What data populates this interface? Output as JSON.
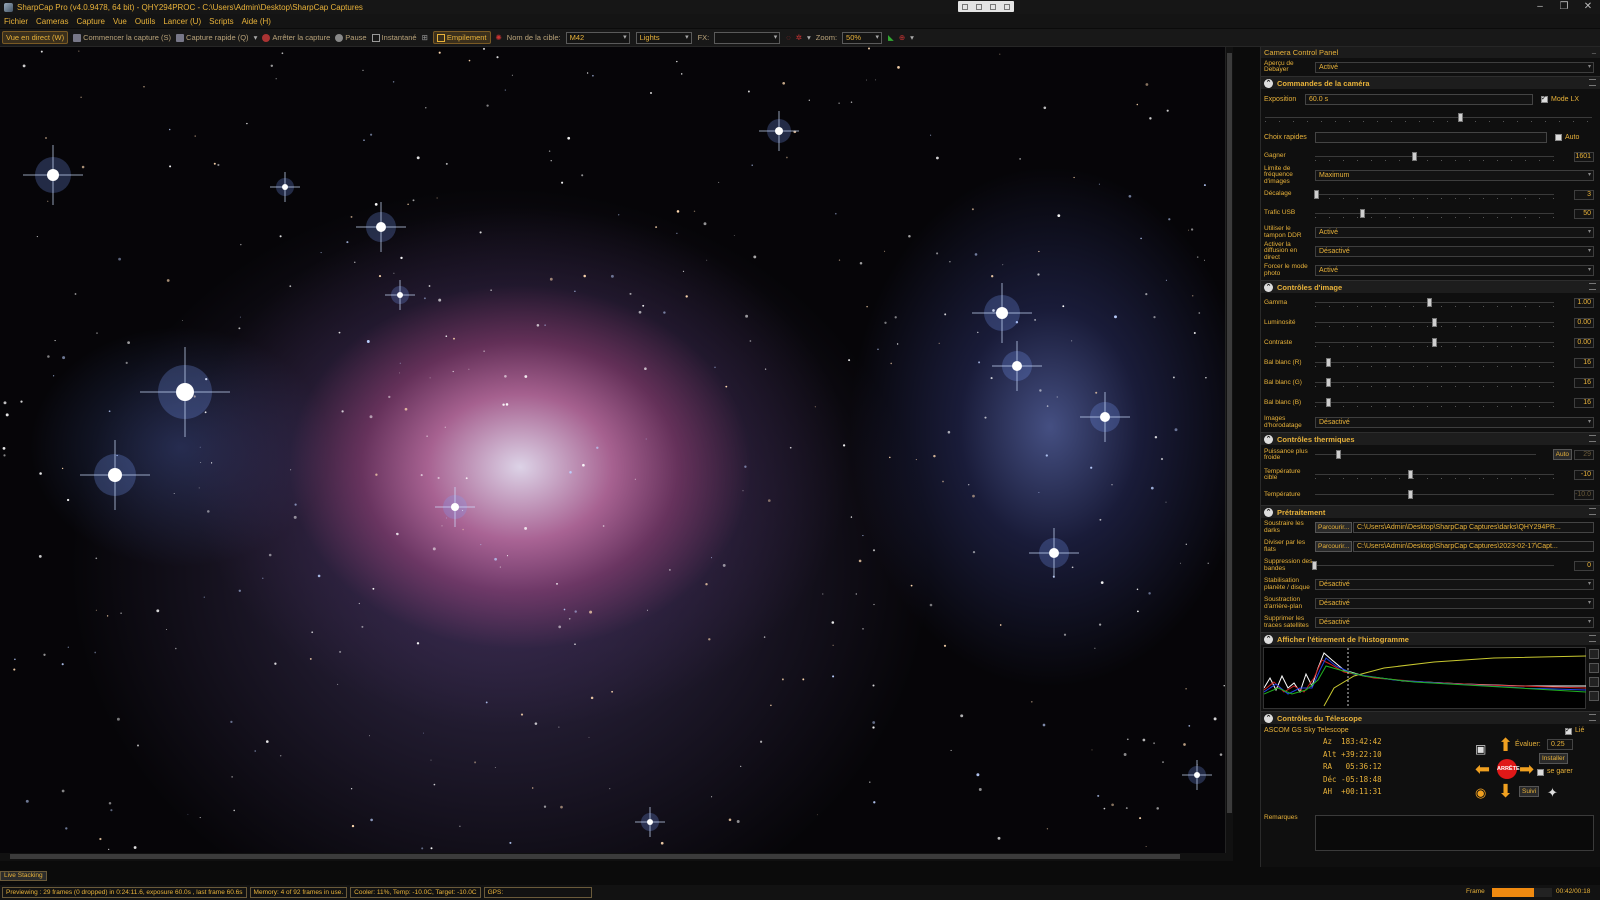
{
  "window": {
    "title": "SharpCap Pro (v4.0.9478, 64 bit) - QHY294PROC - C:\\Users\\Admin\\Desktop\\SharpCap Captures"
  },
  "menu": [
    "Fichier",
    "Cameras",
    "Capture",
    "Vue",
    "Outils",
    "Lancer (U)",
    "Scripts",
    "Aide (H)"
  ],
  "toolbar": {
    "live_view": "Vue en direct (W)",
    "start_capture": "Commencer la capture (S)",
    "quick_capture": "Capture rapide (Q)",
    "stop_capture": "Arrêter la capture",
    "pause": "Pause",
    "snapshot": "Instantané",
    "stacking": "Empilement",
    "target_label": "Nom de la cible:",
    "target_value": "M42",
    "frame_type": "Lights",
    "fx_label": "FX:",
    "fx_value": "",
    "zoom_label": "Zoom:",
    "zoom_value": "50%"
  },
  "panel": {
    "title": "Camera Control Panel",
    "debayer_label": "Aperçu de Debayer",
    "debayer_value": "Activé",
    "camera_section": "Commandes de la caméra",
    "exposure_label": "Exposition",
    "exposure_value": "60.0 s",
    "lx_mode_label": "Mode LX",
    "lx_mode_checked": true,
    "exposure_slider": 0.6,
    "quick_choices_label": "Choix rapides",
    "quick_choices_value": "",
    "auto_label": "Auto",
    "gain_label": "Gagner",
    "gain_value": "1601",
    "gain_slider": 0.42,
    "fps_limit_label": "Limite de fréquence d'images",
    "fps_limit_value": "Maximum",
    "offset_label": "Décalage",
    "offset_value": "3",
    "offset_slider": 0.01,
    "usb_label": "Trafic USB",
    "usb_value": "50",
    "usb_slider": 0.2,
    "ddr_label": "Utiliser le tampon DDR",
    "ddr_value": "Activé",
    "stream_label": "Activer la diffusion en direct",
    "stream_value": "Désactivé",
    "photo_label": "Forcer le mode photo",
    "photo_value": "Activé",
    "image_section": "Contrôles d'image",
    "gamma_label": "Gamma",
    "gamma_value": "1.00",
    "gamma_slider": 0.48,
    "brightness_label": "Luminosité",
    "brightness_value": "0.00",
    "brightness_slider": 0.5,
    "contrast_label": "Contraste",
    "contrast_value": "0.00",
    "contrast_slider": 0.5,
    "wb_r_label": "Bal blanc (R)",
    "wb_r_value": "16",
    "wb_r_slider": 0.06,
    "wb_g_label": "Bal blanc (G)",
    "wb_g_value": "16",
    "wb_g_slider": 0.06,
    "wb_b_label": "Bal blanc (B)",
    "wb_b_value": "16",
    "wb_b_slider": 0.06,
    "timestamp_label": "Images d'horodatage",
    "timestamp_value": "Désactivé",
    "thermal_section": "Contrôles thermiques",
    "cooler_label": "Puissance plus froide",
    "cooler_auto": "Auto",
    "cooler_value": "29",
    "cooler_slider": 0.11,
    "target_temp_label": "Température cible",
    "target_temp_value": "-10",
    "target_temp_slider": 0.4,
    "temp_label": "Température",
    "temp_value": "-10.0",
    "temp_slider": 0.4,
    "preprocess_section": "Prétraitement",
    "darks_label": "Soustraire les darks",
    "darks_browse": "Parcourir...",
    "darks_path": "C:\\Users\\Admin\\Desktop\\SharpCap Captures\\darks\\QHY294PR...",
    "flats_label": "Diviser par les flats",
    "flats_browse": "Parcourir...",
    "flats_path": "C:\\Users\\Admin\\Desktop\\SharpCap Captures\\2023-02-17\\Capt...",
    "banding_label": "Suppression des bandes",
    "banding_value": "0",
    "banding_slider": 0.0,
    "stab_label": "Stabilisation planète / disque",
    "stab_value": "Désactivé",
    "bg_label": "Soustraction d'arrière-plan",
    "bg_value": "Désactivé",
    "sat_label": "Supprimer les traces satellites",
    "sat_value": "Désactivé",
    "histogram_section": "Afficher l'étirement de l'histogramme",
    "telescope_section": "Contrôles du Télescope",
    "telescope_name": "ASCOM GS Sky Telescope",
    "connected_label": "Lié",
    "connected_checked": true,
    "coords": [
      {
        "label": "Az",
        "value": "183:42:42"
      },
      {
        "label": "Alt",
        "value": "+39:22:10"
      },
      {
        "label": "RA",
        "value": "05:36:12"
      },
      {
        "label": "Déc",
        "value": "-05:18:48"
      },
      {
        "label": "AH",
        "value": "+00:11:31"
      }
    ],
    "rate_label": "Évaluer:",
    "rate_value": "0.25",
    "install_label": "Installer",
    "park_label": "se garer",
    "follow_label": "Suivi",
    "stop_label": "ARRÊTE",
    "remarks_label": "Remarques"
  },
  "live_stacking_tab": "Live Stacking",
  "status": {
    "preview": "Previewing : 29 frames (0 dropped) in 0:24:11.6, exposure 60.0s , last frame 60.6s",
    "memory": "Memory: 4 of 92 frames in use.",
    "cooler": "Cooler: 11%, Temp: -10.0C, Target: -10.0C",
    "gps": "GPS:",
    "frame_label": "Frame",
    "frame_progress": 0.7,
    "frame_time": "00:42/00:18"
  }
}
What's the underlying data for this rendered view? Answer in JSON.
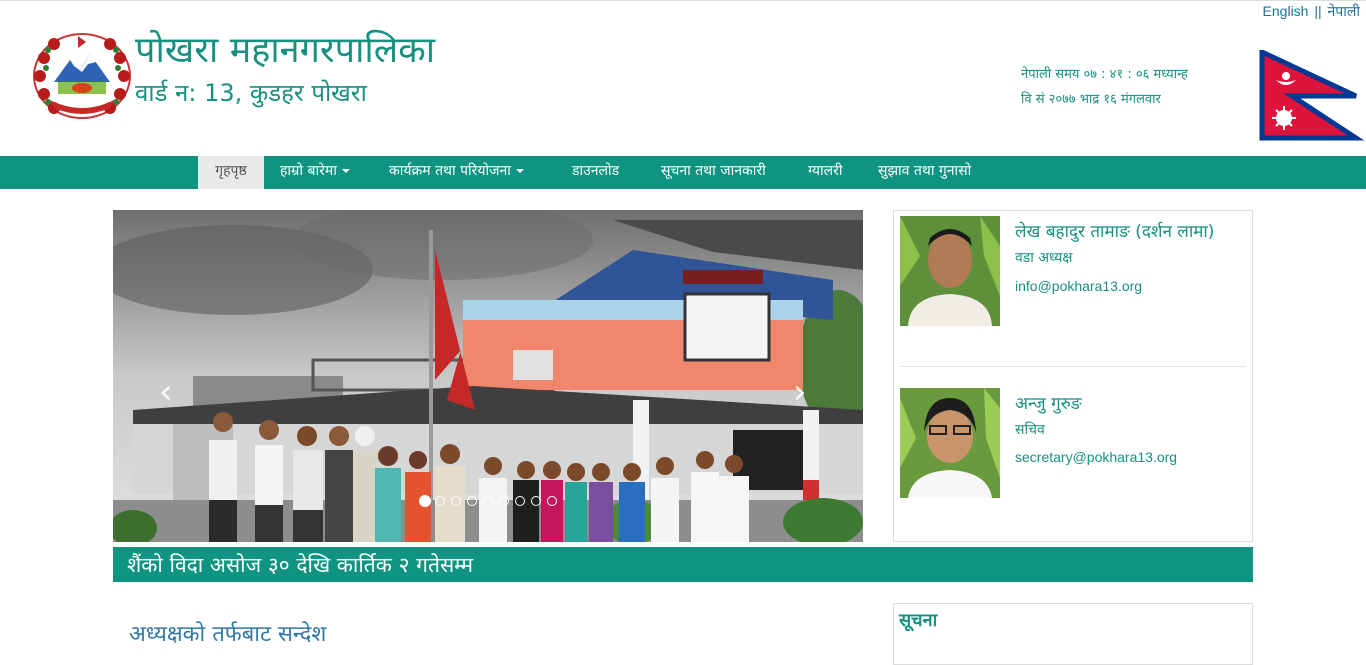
{
  "header": {
    "lang_english": "English",
    "lang_separator": "||",
    "lang_nepali": "नेपाली",
    "title": "पोखरा महानगरपालिका",
    "subtitle": "वार्ड न: 13, कुडहर पोखरा",
    "time_line1": "नेपाली समय ०७ : ४१ : ०६ मध्यान्ह",
    "time_line2": "वि सं २०७७ भाद्र १६ मंगलवार"
  },
  "nav": {
    "items": [
      {
        "label": "गृहपृष्ठ",
        "active": true,
        "dropdown": false
      },
      {
        "label": "हाम्रो बारेमा",
        "active": false,
        "dropdown": true
      },
      {
        "label": "कार्यक्रम तथा परियोजना",
        "active": false,
        "dropdown": true
      },
      {
        "label": "डाउनलोड",
        "active": false,
        "dropdown": false
      },
      {
        "label": "सूचना तथा जानकारी",
        "active": false,
        "dropdown": false
      },
      {
        "label": "ग्यालरी",
        "active": false,
        "dropdown": false
      },
      {
        "label": "सुझाव तथा गुनासो",
        "active": false,
        "dropdown": false
      }
    ]
  },
  "carousel": {
    "prev_icon": "chevron-left-icon",
    "next_icon": "chevron-right-icon",
    "indicator_count": 9,
    "active_indicator": 1
  },
  "ticker": {
    "text": "शैंको विदा असोज ३० देखि कार्तिक २ गतेसम्म"
  },
  "officials": [
    {
      "name": "लेख बहादुर तामाङ (दर्शन लामा)",
      "role": "वडा अध्यक्ष",
      "email": "info@pokhara13.org"
    },
    {
      "name": "अन्जु गुरुङ",
      "role": "सचिव",
      "email": "secretary@pokhara13.org"
    }
  ],
  "main": {
    "message_heading": "अध्यक्षको तर्फबाट सन्देश"
  },
  "notice": {
    "title": "सूचना"
  },
  "colors": {
    "brand_teal": "#0f9481",
    "text_teal": "#17907f",
    "link_blue": "#1f6f9a",
    "flag_red": "#dc143c",
    "flag_blue": "#003893"
  }
}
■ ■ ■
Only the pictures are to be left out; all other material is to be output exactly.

## Result
What data populates this interface? Output as JSON.
{
  "window": {
    "title": "SharpCap Pro (v4.0.9478, 64 bit) - QHY294PROC - C:\\Users\\Admin\\Desktop\\SharpCap Captures"
  },
  "menu": [
    "Fichier",
    "Cameras",
    "Capture",
    "Vue",
    "Outils",
    "Lancer (U)",
    "Scripts",
    "Aide (H)"
  ],
  "toolbar": {
    "live_view": "Vue en direct (W)",
    "start_capture": "Commencer la capture (S)",
    "quick_capture": "Capture rapide (Q)",
    "stop_capture": "Arrêter la capture",
    "pause": "Pause",
    "snapshot": "Instantané",
    "stacking": "Empilement",
    "target_label": "Nom de la cible:",
    "target_value": "M42",
    "frame_type": "Lights",
    "fx_label": "FX:",
    "fx_value": "",
    "zoom_label": "Zoom:",
    "zoom_value": "50%"
  },
  "panel": {
    "title": "Camera Control Panel",
    "debayer_label": "Aperçu de Debayer",
    "debayer_value": "Activé",
    "camera_section": "Commandes de la caméra",
    "exposure_label": "Exposition",
    "exposure_value": "60.0 s",
    "lx_mode_label": "Mode LX",
    "lx_mode_checked": true,
    "exposure_slider": 0.6,
    "quick_choices_label": "Choix rapides",
    "quick_choices_value": "",
    "auto_label": "Auto",
    "gain_label": "Gagner",
    "gain_value": "1601",
    "gain_slider": 0.42,
    "fps_limit_label": "Limite de fréquence d'images",
    "fps_limit_value": "Maximum",
    "offset_label": "Décalage",
    "offset_value": "3",
    "offset_slider": 0.01,
    "usb_label": "Trafic USB",
    "usb_value": "50",
    "usb_slider": 0.2,
    "ddr_label": "Utiliser le tampon DDR",
    "ddr_value": "Activé",
    "stream_label": "Activer la diffusion en direct",
    "stream_value": "Désactivé",
    "photo_label": "Forcer le mode photo",
    "photo_value": "Activé",
    "image_section": "Contrôles d'image",
    "gamma_label": "Gamma",
    "gamma_value": "1.00",
    "gamma_slider": 0.48,
    "brightness_label": "Luminosité",
    "brightness_value": "0.00",
    "brightness_slider": 0.5,
    "contrast_label": "Contraste",
    "contrast_value": "0.00",
    "contrast_slider": 0.5,
    "wb_r_label": "Bal blanc (R)",
    "wb_r_value": "16",
    "wb_r_slider": 0.06,
    "wb_g_label": "Bal blanc (G)",
    "wb_g_value": "16",
    "wb_g_slider": 0.06,
    "wb_b_label": "Bal blanc (B)",
    "wb_b_value": "16",
    "wb_b_slider": 0.06,
    "timestamp_label": "Images d'horodatage",
    "timestamp_value": "Désactivé",
    "thermal_section": "Contrôles thermiques",
    "cooler_label": "Puissance plus froide",
    "cooler_auto": "Auto",
    "cooler_value": "29",
    "cooler_slider": 0.11,
    "target_temp_label": "Température cible",
    "target_temp_value": "-10",
    "target_temp_slider": 0.4,
    "temp_label": "Température",
    "temp_value": "-10.0",
    "temp_slider": 0.4,
    "preprocess_section": "Prétraitement",
    "darks_label": "Soustraire les darks",
    "darks_browse": "Parcourir...",
    "darks_path": "C:\\Users\\Admin\\Desktop\\SharpCap Captures\\darks\\QHY294PR...",
    "flats_label": "Diviser par les flats",
    "flats_browse": "Parcourir...",
    "flats_path": "C:\\Users\\Admin\\Desktop\\SharpCap Captures\\2023-02-17\\Capt...",
    "banding_label": "Suppression des bandes",
    "banding_value": "0",
    "banding_slider": 0.0,
    "stab_label": "Stabilisation planète / disque",
    "stab_value": "Désactivé",
    "bg_label": "Soustraction d'arrière-plan",
    "bg_value": "Désactivé",
    "sat_label": "Supprimer les traces satellites",
    "sat_value": "Désactivé",
    "histogram_section": "Afficher l'étirement de l'histogramme",
    "telescope_section": "Contrôles du Télescope",
    "telescope_name": "ASCOM GS Sky Telescope",
    "connected_label": "Lié",
    "connected_checked": true,
    "coords": [
      {
        "label": "Az",
        "value": "183:42:42"
      },
      {
        "label": "Alt",
        "value": "+39:22:10"
      },
      {
        "label": "RA",
        "value": "05:36:12"
      },
      {
        "label": "Déc",
        "value": "-05:18:48"
      },
      {
        "label": "AH",
        "value": "+00:11:31"
      }
    ],
    "rate_label": "Évaluer:",
    "rate_value": "0.25",
    "install_label": "Installer",
    "park_label": "se garer",
    "follow_label": "Suivi",
    "stop_label": "ARRÊTE",
    "remarks_label": "Remarques"
  },
  "live_stacking_tab": "Live Stacking",
  "status": {
    "preview": "Previewing : 29 frames (0 dropped) in 0:24:11.6, exposure 60.0s , last frame 60.6s",
    "memory": "Memory: 4 of 92 frames in use.",
    "cooler": "Cooler: 11%, Temp: -10.0C, Target: -10.0C",
    "gps": "GPS:",
    "frame_label": "Frame",
    "frame_progress": 0.7,
    "frame_time": "00:42/00:18"
  }
}
What's the underlying data for this rendered view? Answer in JSON.
{
  "header": {
    "lang_english": "English",
    "lang_separator": "||",
    "lang_nepali": "नेपाली",
    "title": "पोखरा महानगरपालिका",
    "subtitle": "वार्ड न: 13, कुडहर पोखरा",
    "time_line1": "नेपाली समय ०७ : ४१ : ०६ मध्यान्ह",
    "time_line2": "वि सं २०७७ भाद्र १६ मंगलवार"
  },
  "nav": {
    "items": [
      {
        "label": "गृहपृष्ठ",
        "active": true,
        "dropdown": false
      },
      {
        "label": "हाम्रो बारेमा",
        "active": false,
        "dropdown": true
      },
      {
        "label": "कार्यक्रम तथा परियोजना",
        "active": false,
        "dropdown": true
      },
      {
        "label": "डाउनलोड",
        "active": false,
        "dropdown": false
      },
      {
        "label": "सूचना तथा जानकारी",
        "active": false,
        "dropdown": false
      },
      {
        "label": "ग्यालरी",
        "active": false,
        "dropdown": false
      },
      {
        "label": "सुझाव तथा गुनासो",
        "active": false,
        "dropdown": false
      }
    ]
  },
  "carousel": {
    "prev_icon": "chevron-left-icon",
    "next_icon": "chevron-right-icon",
    "indicator_count": 9,
    "active_indicator": 1
  },
  "ticker": {
    "text": "शैंको विदा असोज ३० देखि कार्तिक २ गतेसम्म"
  },
  "officials": [
    {
      "name": "लेख बहादुर तामाङ (दर्शन लामा)",
      "role": "वडा अध्यक्ष",
      "email": "info@pokhara13.org"
    },
    {
      "name": "अन्जु गुरुङ",
      "role": "सचिव",
      "email": "secretary@pokhara13.org"
    }
  ],
  "main": {
    "message_heading": "अध्यक्षको तर्फबाट सन्देश"
  },
  "notice": {
    "title": "सूचना"
  },
  "colors": {
    "brand_teal": "#0f9481",
    "text_teal": "#17907f",
    "link_blue": "#1f6f9a",
    "flag_red": "#dc143c",
    "flag_blue": "#003893"
  }
}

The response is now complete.